Hamid Drake: drum set, frame drum, tabla, bata, vocals | Dee Alexander: vocals | Joe Morris: guitar, banjo | Jeff Parker: guitar | William Parker: double bass, guimbri, shenai, dosson ngoni | Josh Abrams: double bass, guimbri
Recorded on July 12th and 13th by John McEntire at Soma studio (Chicago, Il, USA). Mixing: John McEntire. Mastering: Jean-Pierre Bouquet. Liner notes: Alexandre Pierrepont. Producer: Michel Dorbon
Tracklist: 1. My Blissful Mother (16.10) 2. Playful Dance at Soma (12.20) 3. Visions of Ma (2.33) 4. Supreme Lady 5. Victorious in Battle (11.45) 6. Only Longing of my Soul (6.52) 7. There is Nothing Left But You (14.07) 8. The Beautiful Names (4.36)
…The music improvised by Drake, Abrams, Alexander, Morris, Parker and Parker is getting close.
The music improvised by the second incarnation of Bindu is also a trance music: so is its rhythm of growth, the crossroad. The music can only grow, propagate waves, navigate through forms. Dance upon the laying body of cinder-covered structures. Everything is good to it, nothing dictates its behavior. The music improvises what it needs, summons the worlds it needs, within the flow of inter-play, Kâlî’s way of playing. Our rebirth; our voodoo. Everything darkens; everything brightens. The music gives out names, one by one. Love. Life. Love. Her. Even Heaven. Around the names and the bodies dismembered by Kâlî, the alphabet is not only divided up into vowels and consonants, but in masculine and feminine letters, lit up. Agni’s seventh tongue…– Alexandre Pierrepont, excerpt from the liner notes
Jeff Parker, Joe Morris, Hamid drake, Dee Alexander, William Parker, Josh Abrams
For every musician
music is a serious endeavor and one that has no equal. Yet, music also means something different for each musician and it is this difference that generates vitality of the art. For drummer Hamid Drake, music links him to an explicitly spiritual world.
The name of his group, Bindu, finds its source in Yoga practice. Bindu signifies the turning point from one plane of mediation to another, where all Yoga meditation practices converge. That point marks the density and complexity, the simplicity and subtlety of time, space and mind.
Blissful is the second recording for Bindu. The group has changed personnel, but the power of the music has not. Drake and his fellow improvisers create the music for all of the songs; any lyrics sung by vocalist Dee Alexander were written by the 18th century Indian poet, Ramprasad Sen.

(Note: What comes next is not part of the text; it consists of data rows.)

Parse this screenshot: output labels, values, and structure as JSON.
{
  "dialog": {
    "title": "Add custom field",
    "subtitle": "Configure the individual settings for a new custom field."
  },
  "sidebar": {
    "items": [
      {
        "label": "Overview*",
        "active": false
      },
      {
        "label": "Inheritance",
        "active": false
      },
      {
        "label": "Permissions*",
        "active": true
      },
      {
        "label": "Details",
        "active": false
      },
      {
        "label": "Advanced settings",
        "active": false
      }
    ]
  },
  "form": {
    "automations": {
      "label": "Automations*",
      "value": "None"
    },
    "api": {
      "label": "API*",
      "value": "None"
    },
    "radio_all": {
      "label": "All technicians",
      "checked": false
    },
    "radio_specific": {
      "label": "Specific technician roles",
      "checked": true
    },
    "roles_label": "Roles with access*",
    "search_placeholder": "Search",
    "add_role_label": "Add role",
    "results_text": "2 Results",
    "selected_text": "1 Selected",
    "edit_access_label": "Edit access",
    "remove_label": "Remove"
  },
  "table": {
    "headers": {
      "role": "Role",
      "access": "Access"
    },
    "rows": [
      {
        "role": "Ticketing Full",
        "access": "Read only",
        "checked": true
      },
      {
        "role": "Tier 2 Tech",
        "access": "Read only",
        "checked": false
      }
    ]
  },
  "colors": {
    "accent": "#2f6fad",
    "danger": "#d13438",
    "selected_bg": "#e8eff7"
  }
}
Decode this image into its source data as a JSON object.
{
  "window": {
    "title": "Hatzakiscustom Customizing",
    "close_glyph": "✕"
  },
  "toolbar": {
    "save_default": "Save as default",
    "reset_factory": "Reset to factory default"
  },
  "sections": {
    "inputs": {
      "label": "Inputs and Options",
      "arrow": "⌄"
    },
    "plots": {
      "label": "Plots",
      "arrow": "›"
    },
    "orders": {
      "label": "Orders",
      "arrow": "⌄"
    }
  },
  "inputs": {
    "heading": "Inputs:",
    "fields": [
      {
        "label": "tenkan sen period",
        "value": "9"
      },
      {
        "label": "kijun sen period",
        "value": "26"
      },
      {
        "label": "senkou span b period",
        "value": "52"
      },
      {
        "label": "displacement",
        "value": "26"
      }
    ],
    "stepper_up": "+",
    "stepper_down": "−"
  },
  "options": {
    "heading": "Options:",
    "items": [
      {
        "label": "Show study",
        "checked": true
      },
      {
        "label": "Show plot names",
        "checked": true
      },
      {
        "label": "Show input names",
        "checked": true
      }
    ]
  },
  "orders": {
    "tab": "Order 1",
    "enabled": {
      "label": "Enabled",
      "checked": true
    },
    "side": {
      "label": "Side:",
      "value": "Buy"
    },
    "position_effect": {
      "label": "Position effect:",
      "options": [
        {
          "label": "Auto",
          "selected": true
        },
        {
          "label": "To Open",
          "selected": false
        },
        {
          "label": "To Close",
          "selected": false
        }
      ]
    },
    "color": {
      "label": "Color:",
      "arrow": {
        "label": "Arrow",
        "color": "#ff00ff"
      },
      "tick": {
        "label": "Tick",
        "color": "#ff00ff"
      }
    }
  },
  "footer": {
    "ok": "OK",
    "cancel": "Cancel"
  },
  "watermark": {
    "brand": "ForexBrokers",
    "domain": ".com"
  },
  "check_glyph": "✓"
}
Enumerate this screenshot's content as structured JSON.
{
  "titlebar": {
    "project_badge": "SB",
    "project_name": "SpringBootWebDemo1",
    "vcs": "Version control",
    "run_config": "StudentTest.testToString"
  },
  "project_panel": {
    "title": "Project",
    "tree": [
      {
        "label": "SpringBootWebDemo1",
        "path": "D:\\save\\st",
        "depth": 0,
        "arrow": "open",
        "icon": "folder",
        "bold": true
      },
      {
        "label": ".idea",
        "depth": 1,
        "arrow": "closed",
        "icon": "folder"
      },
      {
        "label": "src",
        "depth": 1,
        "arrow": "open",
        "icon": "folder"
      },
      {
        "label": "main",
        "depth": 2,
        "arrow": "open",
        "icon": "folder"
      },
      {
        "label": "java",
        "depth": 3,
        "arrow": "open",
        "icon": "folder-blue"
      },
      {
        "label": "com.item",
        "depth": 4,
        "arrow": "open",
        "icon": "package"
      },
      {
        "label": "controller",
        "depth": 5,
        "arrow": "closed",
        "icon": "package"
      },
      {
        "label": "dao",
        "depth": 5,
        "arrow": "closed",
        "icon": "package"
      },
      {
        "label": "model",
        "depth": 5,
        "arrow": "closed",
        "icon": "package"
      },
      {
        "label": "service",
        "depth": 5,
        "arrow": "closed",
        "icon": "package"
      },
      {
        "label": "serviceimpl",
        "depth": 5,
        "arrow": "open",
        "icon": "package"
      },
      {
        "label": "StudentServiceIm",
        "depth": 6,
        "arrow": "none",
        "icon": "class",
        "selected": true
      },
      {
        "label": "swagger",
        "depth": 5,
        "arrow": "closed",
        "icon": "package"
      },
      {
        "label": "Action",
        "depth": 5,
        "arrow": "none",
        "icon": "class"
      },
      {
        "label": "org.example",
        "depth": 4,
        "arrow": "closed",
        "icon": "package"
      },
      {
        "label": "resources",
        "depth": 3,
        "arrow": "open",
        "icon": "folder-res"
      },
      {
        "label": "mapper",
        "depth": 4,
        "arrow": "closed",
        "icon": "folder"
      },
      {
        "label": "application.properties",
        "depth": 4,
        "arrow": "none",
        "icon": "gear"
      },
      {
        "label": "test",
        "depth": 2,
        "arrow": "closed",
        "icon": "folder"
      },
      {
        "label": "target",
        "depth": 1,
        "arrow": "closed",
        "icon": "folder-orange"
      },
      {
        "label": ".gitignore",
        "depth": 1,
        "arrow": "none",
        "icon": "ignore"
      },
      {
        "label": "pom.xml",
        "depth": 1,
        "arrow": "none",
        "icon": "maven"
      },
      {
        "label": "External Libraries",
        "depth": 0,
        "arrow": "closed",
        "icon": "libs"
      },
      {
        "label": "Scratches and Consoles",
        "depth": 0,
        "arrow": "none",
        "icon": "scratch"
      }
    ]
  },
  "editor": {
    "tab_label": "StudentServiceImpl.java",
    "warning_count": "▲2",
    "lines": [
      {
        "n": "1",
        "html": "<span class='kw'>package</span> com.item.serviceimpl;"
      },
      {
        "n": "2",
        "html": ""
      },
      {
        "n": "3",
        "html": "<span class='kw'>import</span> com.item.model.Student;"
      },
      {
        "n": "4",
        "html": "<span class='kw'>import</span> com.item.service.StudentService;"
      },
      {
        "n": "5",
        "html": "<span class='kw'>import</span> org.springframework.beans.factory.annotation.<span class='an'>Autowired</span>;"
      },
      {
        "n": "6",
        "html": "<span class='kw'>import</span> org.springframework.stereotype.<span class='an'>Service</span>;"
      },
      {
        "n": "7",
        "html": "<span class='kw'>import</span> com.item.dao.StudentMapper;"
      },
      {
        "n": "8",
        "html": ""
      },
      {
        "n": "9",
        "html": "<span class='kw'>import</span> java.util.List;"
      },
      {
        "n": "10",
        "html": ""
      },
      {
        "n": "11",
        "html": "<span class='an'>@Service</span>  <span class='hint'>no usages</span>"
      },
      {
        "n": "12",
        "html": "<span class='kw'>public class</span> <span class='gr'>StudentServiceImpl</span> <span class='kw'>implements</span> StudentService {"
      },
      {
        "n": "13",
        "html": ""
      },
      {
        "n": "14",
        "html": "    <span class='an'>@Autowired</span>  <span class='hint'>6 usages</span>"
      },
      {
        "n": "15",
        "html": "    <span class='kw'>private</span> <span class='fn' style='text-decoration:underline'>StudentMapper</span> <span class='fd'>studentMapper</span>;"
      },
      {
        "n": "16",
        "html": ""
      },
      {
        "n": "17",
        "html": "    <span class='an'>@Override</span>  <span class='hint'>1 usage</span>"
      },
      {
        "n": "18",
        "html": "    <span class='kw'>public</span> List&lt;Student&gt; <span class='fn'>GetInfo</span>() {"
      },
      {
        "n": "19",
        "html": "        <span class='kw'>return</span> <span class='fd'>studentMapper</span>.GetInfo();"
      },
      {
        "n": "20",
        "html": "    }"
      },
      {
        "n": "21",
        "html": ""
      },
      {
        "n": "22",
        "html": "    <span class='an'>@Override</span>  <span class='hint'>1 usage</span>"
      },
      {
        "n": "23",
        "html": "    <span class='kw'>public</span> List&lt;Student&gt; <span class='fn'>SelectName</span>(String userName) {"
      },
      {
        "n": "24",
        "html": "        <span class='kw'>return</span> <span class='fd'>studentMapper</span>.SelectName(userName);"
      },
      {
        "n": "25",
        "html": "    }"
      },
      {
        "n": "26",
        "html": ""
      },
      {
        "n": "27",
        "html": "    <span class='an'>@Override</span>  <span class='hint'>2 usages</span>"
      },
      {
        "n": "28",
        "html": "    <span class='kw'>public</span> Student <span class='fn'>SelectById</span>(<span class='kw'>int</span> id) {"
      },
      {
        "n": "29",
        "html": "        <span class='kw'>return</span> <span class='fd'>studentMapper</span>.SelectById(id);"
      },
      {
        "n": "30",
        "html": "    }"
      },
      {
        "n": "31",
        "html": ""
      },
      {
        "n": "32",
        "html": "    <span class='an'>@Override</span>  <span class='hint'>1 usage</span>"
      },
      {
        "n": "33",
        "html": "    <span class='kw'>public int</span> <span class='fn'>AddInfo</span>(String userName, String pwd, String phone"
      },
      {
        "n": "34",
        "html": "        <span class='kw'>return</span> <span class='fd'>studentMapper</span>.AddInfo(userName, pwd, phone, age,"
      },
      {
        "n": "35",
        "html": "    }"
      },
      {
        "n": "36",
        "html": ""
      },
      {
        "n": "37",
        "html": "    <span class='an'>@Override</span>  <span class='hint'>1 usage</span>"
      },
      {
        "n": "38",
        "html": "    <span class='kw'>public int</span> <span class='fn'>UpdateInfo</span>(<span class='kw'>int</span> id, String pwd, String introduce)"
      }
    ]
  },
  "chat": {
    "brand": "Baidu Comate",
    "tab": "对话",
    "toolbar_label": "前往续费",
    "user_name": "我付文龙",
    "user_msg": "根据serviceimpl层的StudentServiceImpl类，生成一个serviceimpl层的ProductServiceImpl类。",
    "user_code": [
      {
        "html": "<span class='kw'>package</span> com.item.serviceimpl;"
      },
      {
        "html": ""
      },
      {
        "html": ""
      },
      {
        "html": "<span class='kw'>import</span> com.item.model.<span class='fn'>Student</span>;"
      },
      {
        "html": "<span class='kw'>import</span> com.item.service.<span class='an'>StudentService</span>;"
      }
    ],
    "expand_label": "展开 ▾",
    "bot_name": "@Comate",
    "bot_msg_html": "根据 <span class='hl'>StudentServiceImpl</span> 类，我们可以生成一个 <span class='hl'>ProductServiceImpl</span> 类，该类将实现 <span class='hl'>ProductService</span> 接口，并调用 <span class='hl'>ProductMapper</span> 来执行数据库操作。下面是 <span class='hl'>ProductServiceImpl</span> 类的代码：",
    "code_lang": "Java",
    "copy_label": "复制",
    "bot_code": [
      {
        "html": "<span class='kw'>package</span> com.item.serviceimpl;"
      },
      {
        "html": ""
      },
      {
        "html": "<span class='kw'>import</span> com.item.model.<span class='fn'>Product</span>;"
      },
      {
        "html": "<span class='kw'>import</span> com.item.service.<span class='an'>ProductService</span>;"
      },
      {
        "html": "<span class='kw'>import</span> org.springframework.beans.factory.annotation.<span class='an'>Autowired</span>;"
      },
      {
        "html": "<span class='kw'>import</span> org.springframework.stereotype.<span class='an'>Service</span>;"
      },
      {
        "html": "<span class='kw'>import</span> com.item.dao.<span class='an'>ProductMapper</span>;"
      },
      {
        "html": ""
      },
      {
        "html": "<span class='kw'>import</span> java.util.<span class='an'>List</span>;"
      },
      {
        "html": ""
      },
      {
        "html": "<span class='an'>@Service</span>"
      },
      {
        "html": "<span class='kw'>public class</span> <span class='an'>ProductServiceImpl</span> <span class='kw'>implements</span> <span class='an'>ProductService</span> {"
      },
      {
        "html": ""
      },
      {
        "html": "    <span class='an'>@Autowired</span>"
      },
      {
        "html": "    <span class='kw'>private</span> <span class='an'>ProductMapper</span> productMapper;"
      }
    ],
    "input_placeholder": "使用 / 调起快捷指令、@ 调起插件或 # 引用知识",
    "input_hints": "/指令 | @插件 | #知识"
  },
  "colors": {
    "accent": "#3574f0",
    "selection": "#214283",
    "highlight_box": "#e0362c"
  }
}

On “My Blissful Mother,” a monotone opening from the shenai and voice, soon joined by a feathering of the banjo-like guimbri and bata, rolls out a sonic carpet where focus can sharpen. The improvised instrumental passes through about eight minutes before Dee Alexander breaks into an a cappella section where Drake shapes a rhythmic pattern on the frame drum to lock the ensemble into a ceaseless chant. The guitar snakes in and out of the musical line. The rhythm undergoes several changes. By the conclusion, the guimbri and the frame drum fade out into nothingness.
But something re-enters. Joe Morris and Jeff Parker interlace a two-guitar microtonal conversation. Drake picks up the sticks to play his drum set and yet another realm of sound is explored. The guitar lines transform and overlap into string bass lines. The arco and pizzicato skillfulness from William Parker and Josh Abrams bounce through an upbeat, quick-paced vibrational field. The full complement of instruments joins together to resolve “Playful Dance at Soma.”
The balance of the recording is nothing less than inspirational. In every song, long or short, an intricately diverse instrumentation conveys a sacred message of Kali, the Hindu Mother goddess. Alexander’s high- pitched often syllabic vocals become instrumental in themselves (”There Is Nothing Left But You”). The doson ngoni expresses the pulse as much as the drumming does. The shenai communicates a dissonance suggesting a dance-like character to the singing and recitation of the poetry.
Because Drake’s musical life is defined by rhythm, the rhythmic influence naturally affects how the music is spawned. The drum set inserts a rapid insistence that describes straight-ahead 4/4 count sensibilities, whereas the exotic tabla, bata and frame drum speak highly regulated cyclical rhythm lines which are penetrating and inviting. Drake’s miraculous infallibility as percussionist and drummer can never dissolve; he blazes his path into the bandleader position with no less acuity.
When Drake springs off the tabla on “The Beautiful Names” and sings the final song, his male voice grounds a spontaneous musical connection to serenity, and appeals to the raising of consciousness, above materiality, into a realm of pure experience, musical or otherwise. — Lyn Horton
CD version (incl. shipment cost world-wide)